▶ **TO DO**
Every line holding the string "screenshot" should be copied from the listing.

▶ **GIVEN INFORMATION**
++++++++++

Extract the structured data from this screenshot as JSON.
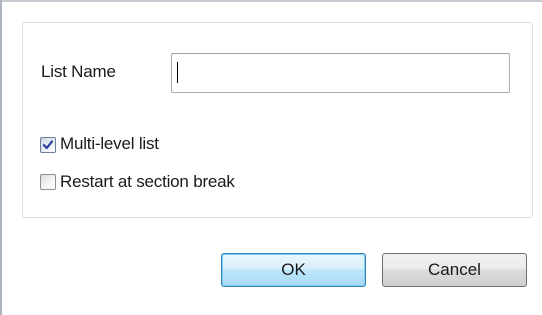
{
  "form": {
    "list_name_label": "List Name",
    "list_name_value": "",
    "multilevel_label": "Multi-level list",
    "multilevel_checked": true,
    "restart_label": "Restart at section break",
    "restart_checked": false
  },
  "buttons": {
    "ok_label": "OK",
    "cancel_label": "Cancel"
  }
}
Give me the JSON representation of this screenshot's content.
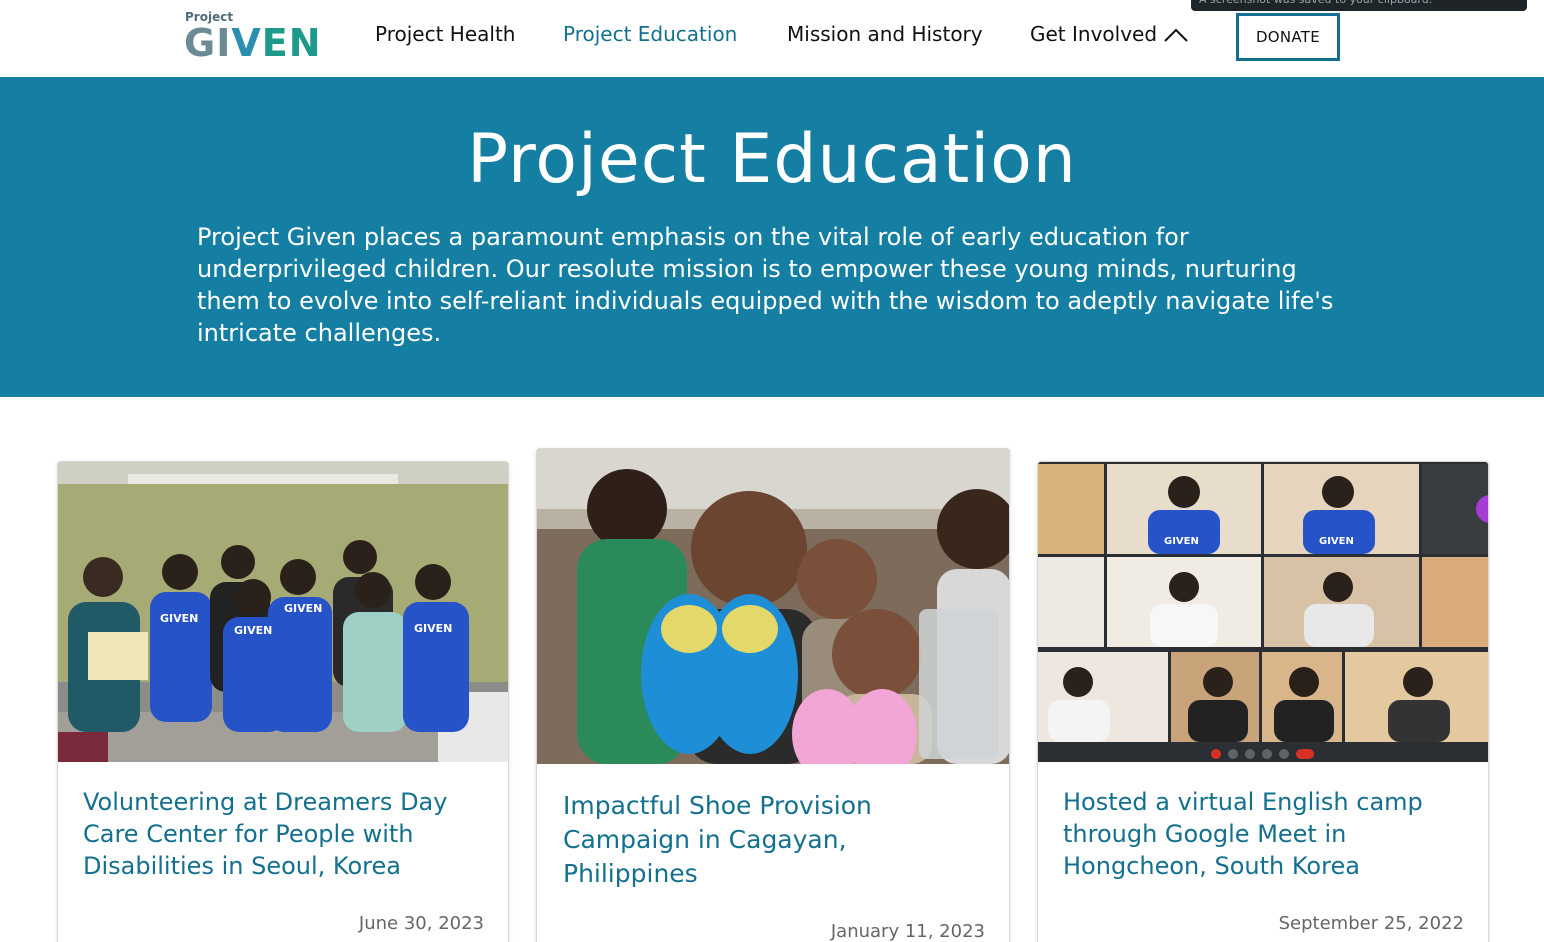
{
  "toast": {
    "text": "A screenshot was saved to your clipboard."
  },
  "logo": {
    "small": "Project",
    "big_a": "GI",
    "big_b": "V",
    "big_c": "EN"
  },
  "nav": {
    "items": [
      "Project Health",
      "Project Education",
      "Mission and History",
      "Get Involved"
    ],
    "active": "Project Education",
    "donate": "DONATE"
  },
  "hero": {
    "title": "Project Education",
    "text": "Project Given places a paramount emphasis on the vital role of early education for underprivileged children. Our resolute mission is to empower these young minds, nurturing them to evolve into self-reliant individuals equipped with the wisdom to adeptly navigate life's intricate challenges."
  },
  "cards": [
    {
      "title": "Volunteering at Dreamers Day Care Center for People with Disabilities in Seoul, Korea",
      "date": "June 30, 2023"
    },
    {
      "title": "Impactful Shoe Provision Campaign in Cagayan, Philippines",
      "date": "January 11, 2023"
    },
    {
      "title": "Hosted a virtual English camp through Google Meet in Hongcheon, South Korea",
      "date": "September 25, 2022"
    }
  ],
  "colors": {
    "brand": "#147ea3",
    "link": "#13708f",
    "shirt": "#2753c9"
  }
}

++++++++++

▶ **OUTPUT BELOW**
Extract the structured data from this screenshot as JSON.
Give me the JSON representation of this screenshot's content.
    "text": "A screenshot was saved to your clipboard."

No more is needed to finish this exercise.